When a teacher leaves, she has the option of taking her retirement contributions with her or leaving them in the system. Most pension plans assume that 100 percent of teachers who do not qualify for a pension who leave the system will take their contributions with them (even though this is not always the case). But for a teacher who does qualify for a pension (a vested teacher), the odds of her taking her contributions as an immediate cash payment or waiting for a pension upon retirement are a bit more mixed.
We searched public pension plan documents to find what happens to departing teacher contributions. Do they roll over their funds into another retirement account? Do they cash the money out and use it for something else (called “leakage”)? We ultimately failed to find this type of information--plans don't track what happens after teachers leave them--but we did find some data on how frequently vested teachers cash out. From our scan of state pension documents we found that:
- The District of Columbia Retirement Board (DCRB) assumes 35 percent vested teachers who leave will withdraw their contributions.

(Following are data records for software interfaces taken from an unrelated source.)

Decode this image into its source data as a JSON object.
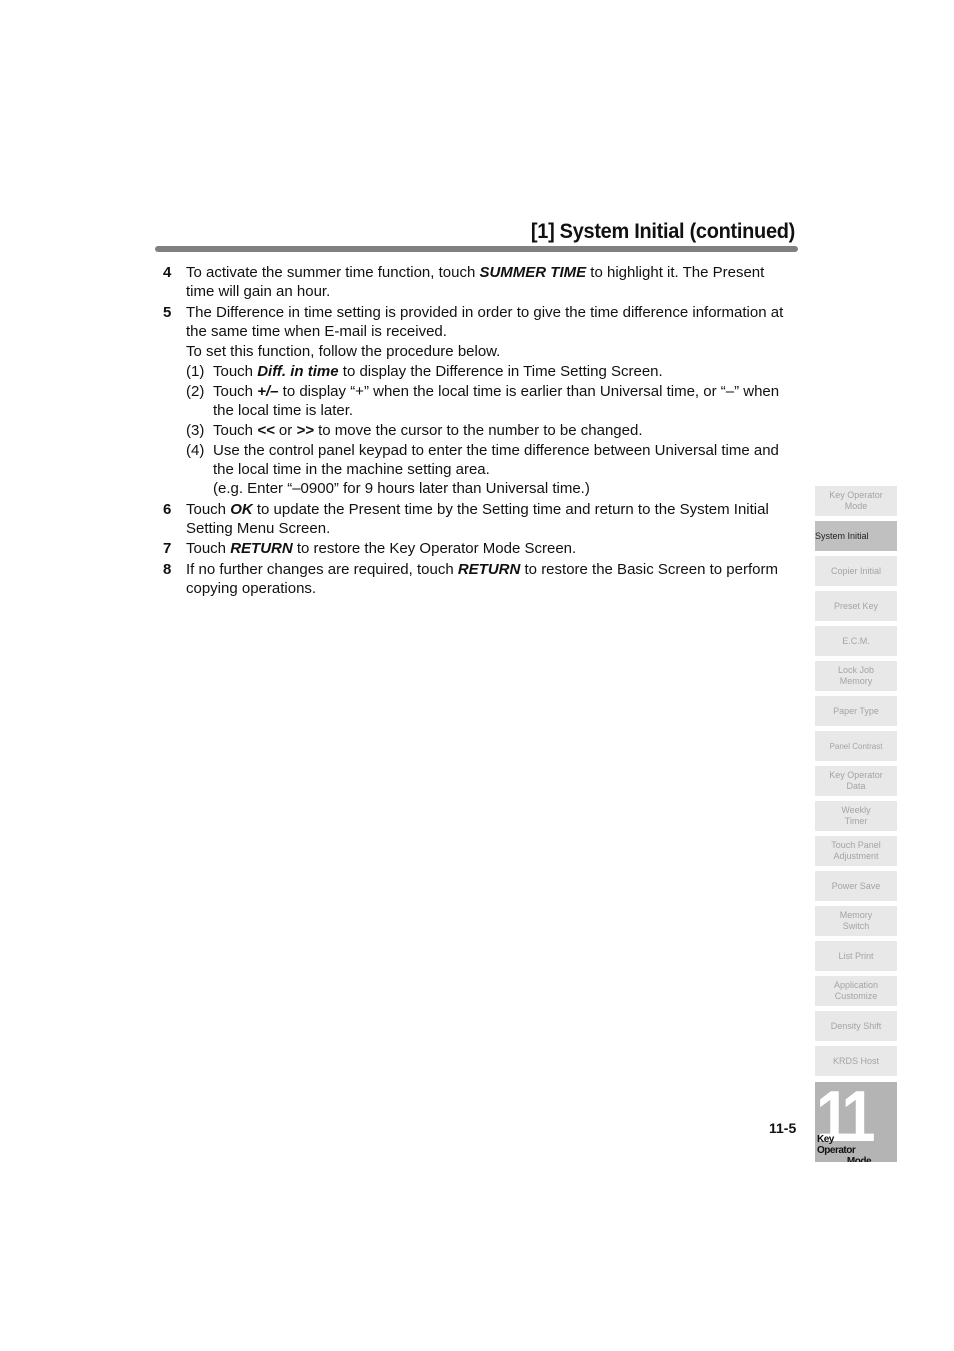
{
  "header": {
    "title": "[1] System Initial (continued)"
  },
  "steps": {
    "s4": {
      "num": "4",
      "pre": "To activate the summer time function, touch ",
      "key": "SUMMER TIME",
      "post": " to highlight it. The Present time will gain an hour."
    },
    "s5": {
      "num": "5",
      "text": "The Difference in time setting is provided in order to give the time difference information at the same time when E-mail is received.",
      "intro": "To set this function, follow the procedure below.",
      "sub1": {
        "num": "(1)",
        "pre": "Touch ",
        "key": "Diff. in time",
        "post": " to display the Difference in Time Setting Screen."
      },
      "sub2": {
        "num": "(2)",
        "pre": "Touch ",
        "key": "+/–",
        "post": " to display “+” when the local time is earlier than Universal time, or “–” when the local time is later."
      },
      "sub3": {
        "num": "(3)",
        "pre": "Touch ",
        "key1": "<<",
        "mid": " or ",
        "key2": ">>",
        "post": " to move the cursor to the number to be changed."
      },
      "sub4": {
        "num": "(4)",
        "text": "Use the control panel keypad to enter the time difference between Universal time and the local time in the machine setting area.",
        "example": "(e.g. Enter “–0900” for 9 hours later than Universal time.)"
      }
    },
    "s6": {
      "num": "6",
      "pre": "Touch ",
      "key": "OK",
      "post": " to update the Present time by the Setting time and return to the System Initial Setting Menu Screen."
    },
    "s7": {
      "num": "7",
      "pre": "Touch ",
      "key": "RETURN",
      "post": " to restore the Key Operator Mode Screen."
    },
    "s8": {
      "num": "8",
      "pre": "If no further changes are required, touch ",
      "key": "RETURN",
      "post": " to restore the Basic Screen to perform copying operations."
    }
  },
  "sidebar": {
    "tabs": [
      {
        "label": "Key Operator\nMode"
      },
      {
        "label": "System Initial"
      },
      {
        "label": "Copier Initial"
      },
      {
        "label": "Preset Key"
      },
      {
        "label": "E.C.M."
      },
      {
        "label": "Lock Job\nMemory"
      },
      {
        "label": "Paper Type"
      },
      {
        "label": "Panel Contrast"
      },
      {
        "label": "Key Operator\nData"
      },
      {
        "label": "Weekly\nTimer"
      },
      {
        "label": "Touch Panel\nAdjustment"
      },
      {
        "label": "Power Save"
      },
      {
        "label": "Memory\nSwitch"
      },
      {
        "label": "List Print"
      },
      {
        "label": "Application\nCustomize"
      },
      {
        "label": "Density Shift"
      },
      {
        "label": "KRDS Host"
      }
    ],
    "active_tab": "System Initial"
  },
  "chapter": {
    "number": "11",
    "label_line1": "Key Operator",
    "label_line2": "Mode"
  },
  "footer": {
    "page_number": "11-5"
  }
}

- California State Teacher Retirement System (CalSTRS) assumes 29-34 percent of vested female teachers with 10 years of service will withdraw their contributions, depending on their age.
- Idaho Public Employees Retirement System (IPERS) assumes 6 percent of 25-year-old vested females who leave will withdraw their contributions, and 15 percent of 45-year-old vested female who leave will withdraw their contributions. Idaho's assumptions include teachers and other public sector workers.
Additionally, all plans itemize the total dollar amount of their refunds. CalSTRS reported over $100 million in refunded contributions to departing teachers. Compare this to the amount spent on the cost of administering CalSTRS ($139 million) and the system’s total benefits payments ($11 billion). The District of Columbia reported $5.3 million in refunds to teachers. Virginia reported 8,530 withdrawals totaling $81.5 million to teachers and other public sector workers (or an average of $9,555 per worker). Kansas reported 9,500 withdrawals totaling $48 million to teachers and other public sector workers (or an average of $5,052 per worker). Many of these withdrawals are considerably smaller than they would be in the private sector or if teachers had access to their employer's contributions.
These data points indicate that there are teachers who are eligible for a pension but, for whatever reason, choose not to take it. Pension plans don’t track what happens to withdrawn contributions, so we don’t know exactly why these teachers are choosing to forgo their pensions. They could be cashing out the funds for personal use or rolling over the funds to another retirement account. If teachers are choosing to cash out, however, they will face costly “leakage” tax penalties for withdrawing funds for non-retirement purposes (a growing problem in the private sector). Ideally, it would be useful to know the percentage of non-vested who leave their contributions behind. Pension plans, however, usually assume that all non-vested teachers take their contributions and only report the likelihood that vested teachers withdraw contributions. Pension plans could guide individual teachers through their choices and how they could best maximize their retirement savings.